Jungle Rumble

Many could argue that the PlayStation Vita's touch display is either rarely or poorly used in games, and few Vita owners would contest such a statement. Games like Tearaway and RaymanLegends stand out as games that really take advantage of what the screen can do. I always look for games that make use of features that are on a specific platform, and the Vita is no exception. I had high hopes for Jungle Rumble to swing onto the the console in stunning fashion, but was left hanging on the vine.

From the onset it becomes apparent that Jungle Rumble was made for smartphones, which is not a bad thing in this case. The Vita is held vertically in your hands for a presentation style that really helps the game’s concept of shepherding monkeys through levels in an upward fashion. I felt like I was helping the monkeys go higher and higher into the sky until they reached the bananas that need to be collected. The only downfall with holding the Vita in this fashion is that my hand frequently went numb. A small problem, but one that is consistent throughout the game.

The main point of the game is to get monkeys to the bananas kept at the end of the level. The main challenge is keeping the beat to move the monkeys along. This is done by tapping the screen in time with the music and move monkeys from one platform to another. A double tap skips platforms and triple taps throw projectiles, moves that adds a noticeable layer of difficulty. Even with yellow dots on the screen to help keep the beat, the game borderlines on irritation when you get close to the end only to lose your rhythm. Then there were times I tried to move groups of monkeys and some would remain on the platform making my job harder. There were a few latency issues after returning to the game from other applications, which makes it impossible to play. There is a difference between knowing you did something wrong and feeling like the game purposely hindered your goal.

Jungle Rumble's difficulty, however, lies with the lack of interesting music. Having played Elite Beat Agents and other rhythm games with far better music, the quality of the soundtrack was weak in comparison. As you progress through the three stages, the music gets to be overly similar. This is not to say that it doesn't give off different vibes but the tracks are just rearrangements of tones that are as generic as built-in ringtones. When I had to replay a level several times, the music became so annoying that I literally had to turn the game off. I even looked around while playing in public places to see if I was annoying people nearby. It is hard to play a rhythm game when the music is so unappealing. I mostly kept my own beat in my head or by humming, which probably is the reason for the difficulties I had getting through most levels.

Besides keeping the beat, there are time limits and antagonistic red monkeys. Medals are rewarded based on getting all the monkeys to safety, knocking away enemies, and reaching the bananas within the time limit.
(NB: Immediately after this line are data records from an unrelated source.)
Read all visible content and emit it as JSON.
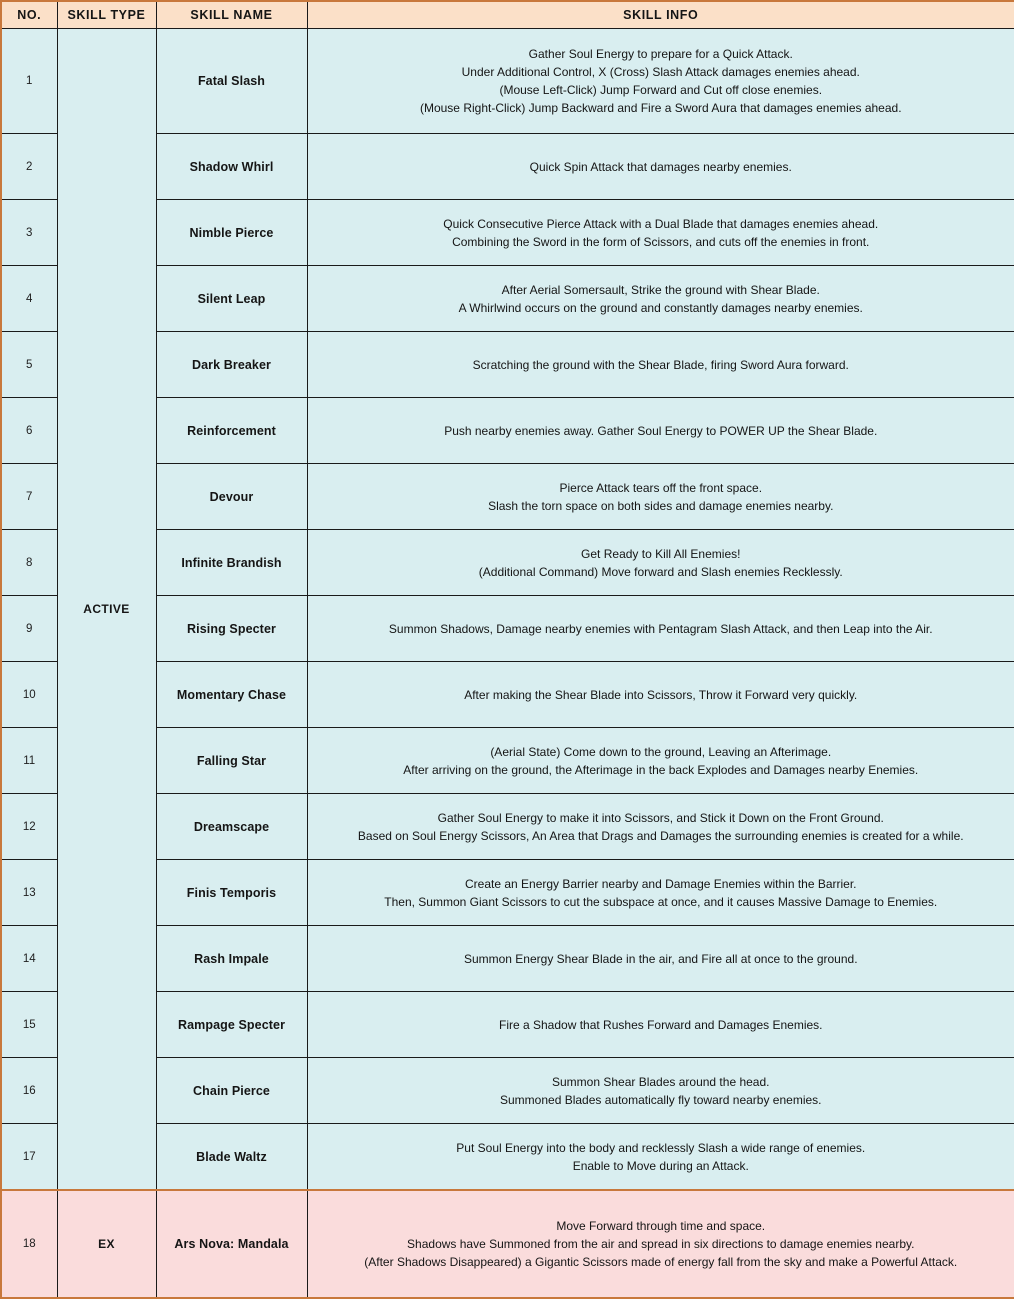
{
  "table": {
    "columns": [
      {
        "key": "no",
        "label": "NO."
      },
      {
        "key": "type",
        "label": "SKILL TYPE"
      },
      {
        "key": "name",
        "label": "SKILL NAME"
      },
      {
        "key": "info",
        "label": "SKILL INFO"
      }
    ],
    "groups": [
      {
        "key": "active",
        "label": "ACTIVE",
        "row_count": 17
      },
      {
        "key": "ex",
        "label": "EX",
        "row_count": 1
      }
    ],
    "colors": {
      "header_background": "#FBE0C8",
      "active_row_background": "#D9EEF0",
      "ex_row_background": "#FADCDC",
      "outer_border": "#C8783C",
      "inner_border": "#1A1A1A",
      "text": "#151515"
    },
    "rows": [
      {
        "no": "1",
        "type": "ACTIVE",
        "name": "Fatal Slash",
        "info": [
          "Gather Soul Energy to prepare for a Quick Attack.",
          "Under Additional Control, X (Cross) Slash Attack damages enemies ahead.",
          "(Mouse Left-Click) Jump Forward and Cut off close enemies.",
          "(Mouse Right-Click) Jump Backward and Fire a Sword Aura that damages enemies ahead."
        ]
      },
      {
        "no": "2",
        "type": "ACTIVE",
        "name": "Shadow Whirl",
        "info": [
          "Quick Spin Attack that damages nearby enemies."
        ]
      },
      {
        "no": "3",
        "type": "ACTIVE",
        "name": "Nimble Pierce",
        "info": [
          "Quick Consecutive Pierce Attack with a Dual Blade that damages enemies ahead.",
          "Combining the Sword in the form of Scissors, and cuts off the enemies in front."
        ]
      },
      {
        "no": "4",
        "type": "ACTIVE",
        "name": "Silent Leap",
        "info": [
          "After Aerial Somersault, Strike the ground with Shear Blade.",
          "A Whirlwind occurs on the ground and constantly damages nearby enemies."
        ]
      },
      {
        "no": "5",
        "type": "ACTIVE",
        "name": "Dark Breaker",
        "info": [
          "Scratching the ground with the Shear Blade, firing Sword Aura forward."
        ]
      },
      {
        "no": "6",
        "type": "ACTIVE",
        "name": "Reinforcement",
        "info": [
          "Push nearby enemies away. Gather Soul Energy to POWER UP the Shear Blade."
        ]
      },
      {
        "no": "7",
        "type": "ACTIVE",
        "name": "Devour",
        "info": [
          "Pierce Attack tears off the front space.",
          "Slash the torn space on both sides and damage enemies nearby."
        ]
      },
      {
        "no": "8",
        "type": "ACTIVE",
        "name": "Infinite Brandish",
        "info": [
          "Get Ready to Kill All Enemies!",
          "(Additional Command) Move forward and Slash enemies Recklessly."
        ]
      },
      {
        "no": "9",
        "type": "ACTIVE",
        "name": "Rising Specter",
        "info": [
          "Summon Shadows, Damage nearby enemies with Pentagram Slash Attack, and then Leap into the Air."
        ]
      },
      {
        "no": "10",
        "type": "ACTIVE",
        "name": "Momentary Chase",
        "info": [
          "After making the Shear Blade into Scissors, Throw it Forward very quickly."
        ]
      },
      {
        "no": "11",
        "type": "ACTIVE",
        "name": "Falling Star",
        "info": [
          "(Aerial State) Come down to the ground, Leaving an Afterimage.",
          "After arriving on the ground, the Afterimage in the back Explodes and Damages nearby Enemies."
        ]
      },
      {
        "no": "12",
        "type": "ACTIVE",
        "name": "Dreamscape",
        "info": [
          "Gather Soul Energy to make it into Scissors, and Stick it Down on the Front Ground.",
          "Based on Soul Energy Scissors, An Area that Drags and Damages the surrounding enemies is created for a while."
        ]
      },
      {
        "no": "13",
        "type": "ACTIVE",
        "name": "Finis Temporis",
        "info": [
          "Create an Energy Barrier nearby and Damage Enemies within the Barrier.",
          "Then, Summon Giant Scissors to cut the subspace at once, and it causes Massive Damage to Enemies."
        ]
      },
      {
        "no": "14",
        "type": "ACTIVE",
        "name": "Rash Impale",
        "info": [
          "Summon Energy Shear Blade in the air, and Fire all at once to the ground."
        ]
      },
      {
        "no": "15",
        "type": "ACTIVE",
        "name": "Rampage Specter",
        "info": [
          "Fire a Shadow that Rushes Forward and Damages Enemies."
        ]
      },
      {
        "no": "16",
        "type": "ACTIVE",
        "name": "Chain Pierce",
        "info": [
          "Summon Shear Blades around the head.",
          "Summoned Blades automatically fly toward nearby enemies."
        ]
      },
      {
        "no": "17",
        "type": "ACTIVE",
        "name": "Blade Waltz",
        "info": [
          "Put Soul Energy into the body and recklessly Slash a wide range of enemies.",
          "Enable to Move during an Attack."
        ]
      },
      {
        "no": "18",
        "type": "EX",
        "name": "Ars Nova: Mandala",
        "info": [
          "Move Forward through time and space.",
          "Shadows have Summoned from the air and spread in six directions to damage enemies nearby.",
          "(After Shadows Disappeared) a Gigantic Scissors made of energy fall from the sky and make a Powerful Attack."
        ]
      }
    ]
  }
}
The best moments in the game are when you string together combos which surrounds your monkeys with a cloud of “mojo.” I really wish the developers took advantage of the combos by having a score system of some sort. Leaderboards would be a great addition to the game besides the regular time and enemy awards. The game’s difficulty in keeping the beat also means that combos are frequently broke, which really bums you out while playing.

The story is very deep for a rhythm based game. You are helping monkeys collect bananas because their tribe was attacked by red monkeys who wanted their bananas. As you progress through the game, the real culprits behind the banana theft are discovered. I won't spoil the reveal, but the game really teaches you about a greater problem facing the animals. The length and quality of the story and cutscenes might have hindered the potentially great gameplay. As I mentioned before, there are three different stages. The first two stages feel very fleshed out with about eight different levels, but the last one is very short. Not only are the abruptly cut short, but they were some of the best levels in the game.

Jungle Rumble gives one of the best efforts a game can possibly give. It has a unique design and style. The colors are vibrant and the story is very touching and thoughtful. However, when it comes down to the actual gameplay the game is frustration. Not because the game is inherently difficult, but because the music is unappealing and actually detracts from the overall experience. Add in some technical hiccups and places where the developers could have flushed out like the leaderboards, and the game had me wanting. I really have mixed feelings about the game because it was not terrible, but did not try to become more than the sum of its parts. If the developers do take another swing at this game or genre, I think it would be well worth giving them a second chance. As it stands, Jungle Rumble slips on a few too many bananas to be perfect.